** Data shown follows **

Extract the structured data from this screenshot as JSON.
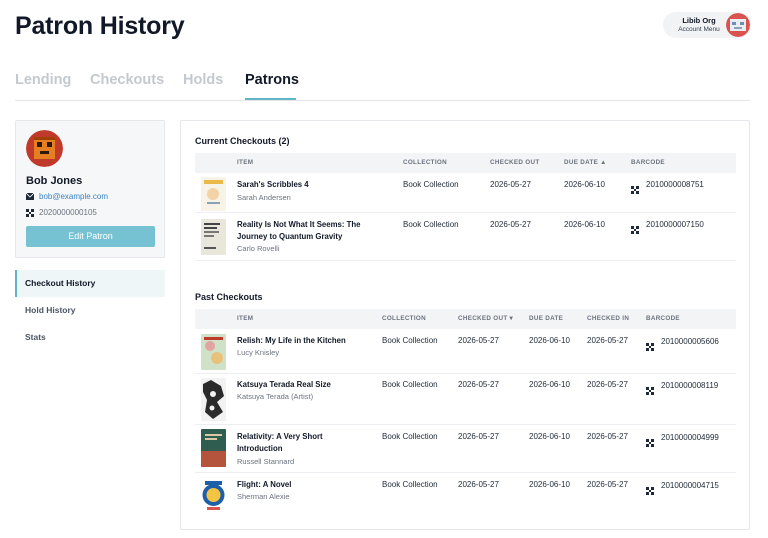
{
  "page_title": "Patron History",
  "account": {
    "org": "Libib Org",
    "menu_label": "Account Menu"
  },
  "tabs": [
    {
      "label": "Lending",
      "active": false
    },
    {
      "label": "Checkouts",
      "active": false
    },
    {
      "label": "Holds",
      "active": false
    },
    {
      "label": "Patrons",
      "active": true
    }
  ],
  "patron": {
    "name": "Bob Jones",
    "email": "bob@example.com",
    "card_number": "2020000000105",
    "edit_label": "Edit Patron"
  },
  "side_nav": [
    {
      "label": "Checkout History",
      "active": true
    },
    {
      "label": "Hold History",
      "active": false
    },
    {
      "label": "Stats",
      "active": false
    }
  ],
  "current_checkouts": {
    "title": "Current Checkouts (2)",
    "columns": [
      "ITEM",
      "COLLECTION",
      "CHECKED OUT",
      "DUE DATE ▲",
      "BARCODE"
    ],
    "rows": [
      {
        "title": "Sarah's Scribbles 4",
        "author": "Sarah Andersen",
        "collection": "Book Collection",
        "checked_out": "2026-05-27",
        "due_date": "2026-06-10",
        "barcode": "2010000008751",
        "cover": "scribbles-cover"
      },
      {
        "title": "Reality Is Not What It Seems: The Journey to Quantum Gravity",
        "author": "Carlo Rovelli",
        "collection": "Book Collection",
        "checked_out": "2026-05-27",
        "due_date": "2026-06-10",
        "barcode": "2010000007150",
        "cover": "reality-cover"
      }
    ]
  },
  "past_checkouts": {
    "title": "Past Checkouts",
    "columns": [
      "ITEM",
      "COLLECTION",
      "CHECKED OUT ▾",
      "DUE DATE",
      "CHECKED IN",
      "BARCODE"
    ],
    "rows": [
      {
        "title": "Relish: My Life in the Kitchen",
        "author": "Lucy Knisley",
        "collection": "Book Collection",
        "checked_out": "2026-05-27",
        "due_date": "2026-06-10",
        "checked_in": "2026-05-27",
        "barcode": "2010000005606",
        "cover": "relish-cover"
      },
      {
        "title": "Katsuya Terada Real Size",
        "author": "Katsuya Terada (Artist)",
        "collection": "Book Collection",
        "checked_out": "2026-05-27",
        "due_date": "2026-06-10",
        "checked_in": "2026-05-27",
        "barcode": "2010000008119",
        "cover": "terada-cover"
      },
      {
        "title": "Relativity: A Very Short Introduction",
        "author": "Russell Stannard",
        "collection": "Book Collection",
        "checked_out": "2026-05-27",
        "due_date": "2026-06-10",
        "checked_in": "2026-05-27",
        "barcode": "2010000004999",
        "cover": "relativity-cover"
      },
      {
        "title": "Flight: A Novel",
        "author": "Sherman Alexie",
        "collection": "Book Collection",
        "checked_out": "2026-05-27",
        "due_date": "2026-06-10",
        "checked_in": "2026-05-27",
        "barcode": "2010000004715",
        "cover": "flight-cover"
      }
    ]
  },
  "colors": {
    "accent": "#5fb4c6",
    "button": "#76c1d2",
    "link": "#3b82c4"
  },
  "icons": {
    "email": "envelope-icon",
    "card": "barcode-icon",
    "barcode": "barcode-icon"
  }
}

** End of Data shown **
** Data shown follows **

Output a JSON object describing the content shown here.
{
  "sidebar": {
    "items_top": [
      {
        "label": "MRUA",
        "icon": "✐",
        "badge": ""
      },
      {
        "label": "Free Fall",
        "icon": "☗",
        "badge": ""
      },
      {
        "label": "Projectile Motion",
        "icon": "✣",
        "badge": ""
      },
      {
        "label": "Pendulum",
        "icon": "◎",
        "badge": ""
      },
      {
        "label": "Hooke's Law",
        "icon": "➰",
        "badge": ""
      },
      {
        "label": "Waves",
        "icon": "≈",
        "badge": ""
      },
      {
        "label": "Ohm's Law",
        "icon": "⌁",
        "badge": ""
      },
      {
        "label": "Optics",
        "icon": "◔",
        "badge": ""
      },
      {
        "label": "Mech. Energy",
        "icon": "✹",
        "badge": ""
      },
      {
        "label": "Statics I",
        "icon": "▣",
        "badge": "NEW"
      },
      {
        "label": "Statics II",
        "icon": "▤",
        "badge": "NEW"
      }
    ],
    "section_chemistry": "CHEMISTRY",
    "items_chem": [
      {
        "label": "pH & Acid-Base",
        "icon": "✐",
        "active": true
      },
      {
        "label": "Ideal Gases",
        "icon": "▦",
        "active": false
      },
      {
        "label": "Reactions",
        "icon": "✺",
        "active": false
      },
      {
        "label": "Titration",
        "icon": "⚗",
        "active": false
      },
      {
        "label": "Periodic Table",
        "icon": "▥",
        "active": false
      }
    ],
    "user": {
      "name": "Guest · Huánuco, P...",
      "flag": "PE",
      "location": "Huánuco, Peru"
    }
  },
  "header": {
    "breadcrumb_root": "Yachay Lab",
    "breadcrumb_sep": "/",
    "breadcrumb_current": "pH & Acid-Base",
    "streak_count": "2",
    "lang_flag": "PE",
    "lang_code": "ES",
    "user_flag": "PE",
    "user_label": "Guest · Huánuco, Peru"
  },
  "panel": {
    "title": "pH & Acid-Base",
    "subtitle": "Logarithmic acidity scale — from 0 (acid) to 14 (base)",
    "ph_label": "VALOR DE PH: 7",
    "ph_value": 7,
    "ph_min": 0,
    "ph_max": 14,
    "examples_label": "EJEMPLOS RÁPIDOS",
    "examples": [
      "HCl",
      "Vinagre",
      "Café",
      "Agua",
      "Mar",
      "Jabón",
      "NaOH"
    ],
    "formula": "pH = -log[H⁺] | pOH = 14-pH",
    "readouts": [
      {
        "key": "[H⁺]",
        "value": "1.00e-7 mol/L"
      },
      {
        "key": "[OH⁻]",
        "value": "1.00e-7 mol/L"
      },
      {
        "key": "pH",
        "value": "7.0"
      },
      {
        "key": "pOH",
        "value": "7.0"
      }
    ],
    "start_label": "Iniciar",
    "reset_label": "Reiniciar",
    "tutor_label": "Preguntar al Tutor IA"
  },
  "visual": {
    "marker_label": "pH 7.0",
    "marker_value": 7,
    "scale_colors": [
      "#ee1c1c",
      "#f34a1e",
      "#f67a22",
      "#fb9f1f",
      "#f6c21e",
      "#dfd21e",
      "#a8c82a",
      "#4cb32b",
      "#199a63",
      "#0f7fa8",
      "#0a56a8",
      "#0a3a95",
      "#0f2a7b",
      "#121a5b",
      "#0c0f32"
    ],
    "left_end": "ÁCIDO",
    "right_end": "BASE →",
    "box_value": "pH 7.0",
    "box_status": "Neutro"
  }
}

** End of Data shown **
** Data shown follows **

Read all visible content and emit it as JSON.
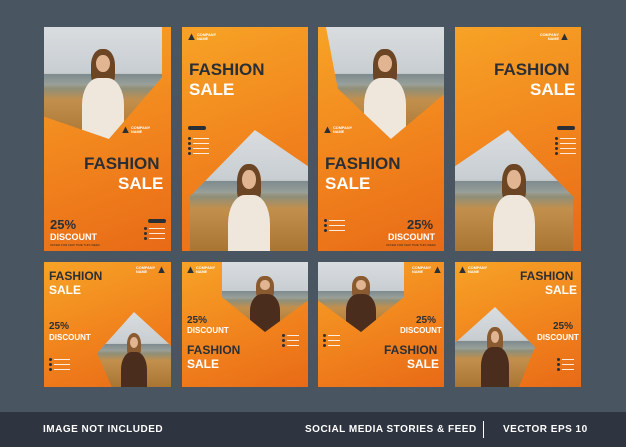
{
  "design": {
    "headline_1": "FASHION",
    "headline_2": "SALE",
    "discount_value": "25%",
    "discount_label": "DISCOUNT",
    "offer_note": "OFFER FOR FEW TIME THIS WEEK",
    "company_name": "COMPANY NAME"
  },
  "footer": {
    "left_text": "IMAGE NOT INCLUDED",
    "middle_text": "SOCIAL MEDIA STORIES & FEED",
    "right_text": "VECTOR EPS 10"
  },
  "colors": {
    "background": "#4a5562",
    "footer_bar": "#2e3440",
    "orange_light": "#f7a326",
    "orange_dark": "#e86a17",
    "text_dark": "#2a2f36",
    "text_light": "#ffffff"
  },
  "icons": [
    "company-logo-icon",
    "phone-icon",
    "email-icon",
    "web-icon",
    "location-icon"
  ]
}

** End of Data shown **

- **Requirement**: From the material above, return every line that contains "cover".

- **Exercise output**:
        "cover": "scribbles-cover"
        "cover": "reality-cover"
        "cover": "relish-cover"
        "cover": "terada-cover"
        "cover": "relativity-cover"
        "cover": "flight-cover"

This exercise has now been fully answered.